Conclusion: Among DM patients, SGLT2is reduced the risk of pneumonia and septic shock compared with placebo. Our findings should be viewed as hypothesis generating, with concepts requiring validation in future studies.


The increasing prevalence of type 2 diabetes mellitus (DM) poses a significant public health burden worldwide.[1] Patients with diabetes have an increased risk of pneumonia: in the United States, the overall incidence rate of pneumonia in 2014 was 1.78-fold higher in patients with diabetes than in individuals without diabetes (34 vs 19 per 1000 person-years).[2] Among patients admitted for pneumonia, those with pre-existing DM or acute hyperglycemia had approximately 80% higher risk of mortality than normoglycaemic individuals,[3–6] particularly so in the presence of septic shock.[7] Paradoxically, glucose lowering using conventional anti-DM drugs, including metformin,[8] dipeptidyl peptidase-4 inhibitor,[9] and combination therapy of metformin plus thiazolidinediones,[10] did not lower the risk of pneumonia, and might in fact be associated with higher risk of pneumonia.[8–10] Moreover, in patients with DM complicated with sepsis and pneumonia, metformin use was associated higher sepsis severity.[11] This suggests that glucose lowering per se may not address the excess risk of pneumonia in patients with diabetes.

In recent years, sodium-glucose cotransporter 2 inhibitors (SGLT2is) have emerged as anti-DM drugs with key cardiorenal benefits beyond glucose lowering.[12–16] SGLT2is exert pleiotropic and anti-inflammatory effects[17]—both with plausible benefits in patients with pneumonia.

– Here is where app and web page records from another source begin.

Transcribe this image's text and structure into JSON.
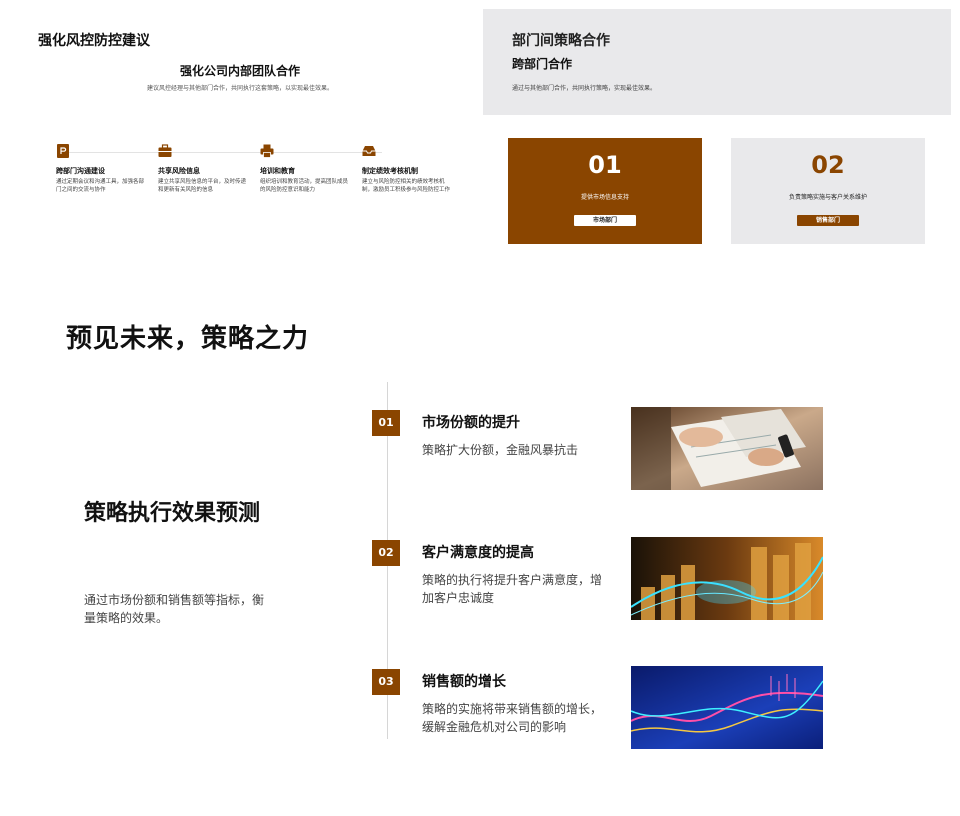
{
  "slide1": {
    "title": "强化风控防控建议",
    "subtitle": "强化公司内部团队合作",
    "description": "建议风控经理与其他部门合作，共同执行这套策略，以实现最佳效果。",
    "steps": [
      {
        "icon": "parking-sign-icon",
        "title": "跨部门沟通建设",
        "desc": "通过定期会议和沟通工具，加强各部门之间的交流与协作"
      },
      {
        "icon": "briefcase-icon",
        "title": "共享风险信息",
        "desc": "建立共享风险信息的平台，及时传递和更新有关风险的信息"
      },
      {
        "icon": "printer-icon",
        "title": "培训和教育",
        "desc": "组织培训和教育活动，提高团队成员的风险防控意识和能力"
      },
      {
        "icon": "inbox-icon",
        "title": "制定绩效考核机制",
        "desc": "建立与风险防控相关的绩效考核机制，激励员工积极参与风险防控工作"
      }
    ],
    "accent": "#8a4500"
  },
  "slide2": {
    "title": "部门间策略合作",
    "subtitle": "跨部门合作",
    "description": "通过与其他部门合作，共同执行策略，实现最佳效果。",
    "cards": [
      {
        "number": "01",
        "desc": "提供市场信息支持",
        "tag": "市场部门"
      },
      {
        "number": "02",
        "desc": "负责策略实施与客户关系维护",
        "tag": "销售部门"
      }
    ]
  },
  "slide3": {
    "title": "预见未来，策略之力",
    "heading": "策略执行效果预测",
    "description": "通过市场份额和销售额等指标，衡量策略的效果。",
    "items": [
      {
        "badge": "01",
        "title": "市场份额的提升",
        "desc": "策略扩大份额，金融风暴抗击",
        "image": "people-reviewing-documents-photo"
      },
      {
        "badge": "02",
        "title": "客户满意度的提高",
        "desc": "策略的执行将提升客户满意度，增加客户忠诚度",
        "image": "coins-and-financial-chart-photo"
      },
      {
        "badge": "03",
        "title": "销售额的增长",
        "desc": "策略的实施将带来销售额的增长，缓解金融危机对公司的影响",
        "image": "stock-market-graph-photo"
      }
    ]
  }
}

Findings from individual cardiovascular outcome trials on SGLT2is reporting pneumonia or septic shock as secondary outcomes are inconsistent.[12,18] Compared with placebo, the incidence of pneumonia appeared to be lower with empagliflozin and higher with ertugliflozin in the Empagliflozin Cardiovascular Outcome Event Trial in Type 2 Diabetes Mellitus Patients Removing Excess Glucose (EMPA-REG OUTCOME)[12] and Ertugliflozin Treatment in Type 2 Diabetes Mellitus Participants With Vascular Disease (VERTIS-CV)[19] trials, respectively. Preliminary findings from "off-label" SGLT2i usage in subjects infected with severe or critical severe acute respiratory syndrome coronavirus 2 (SARS-CoV-2) pneumonia suggest benefits in subjects with diabetes,[20] and no effects in subjects without diabetes.[21] These may be attributed to the more pronounced anti-inflammatory effects in the context of hyperglycemia, where inflammation is more severe (evidenced by the higher levels of interleukin-6, C-reactive protein, and erythrocyte sedimentation rate) than in the normoglycemic state.[22–24] We performed a systematic review and meta-analysis of randomized controlled trials to comprehensively evaluate whether SGLT2is reduce the risk of pneumonia and septic shock in patients with DM.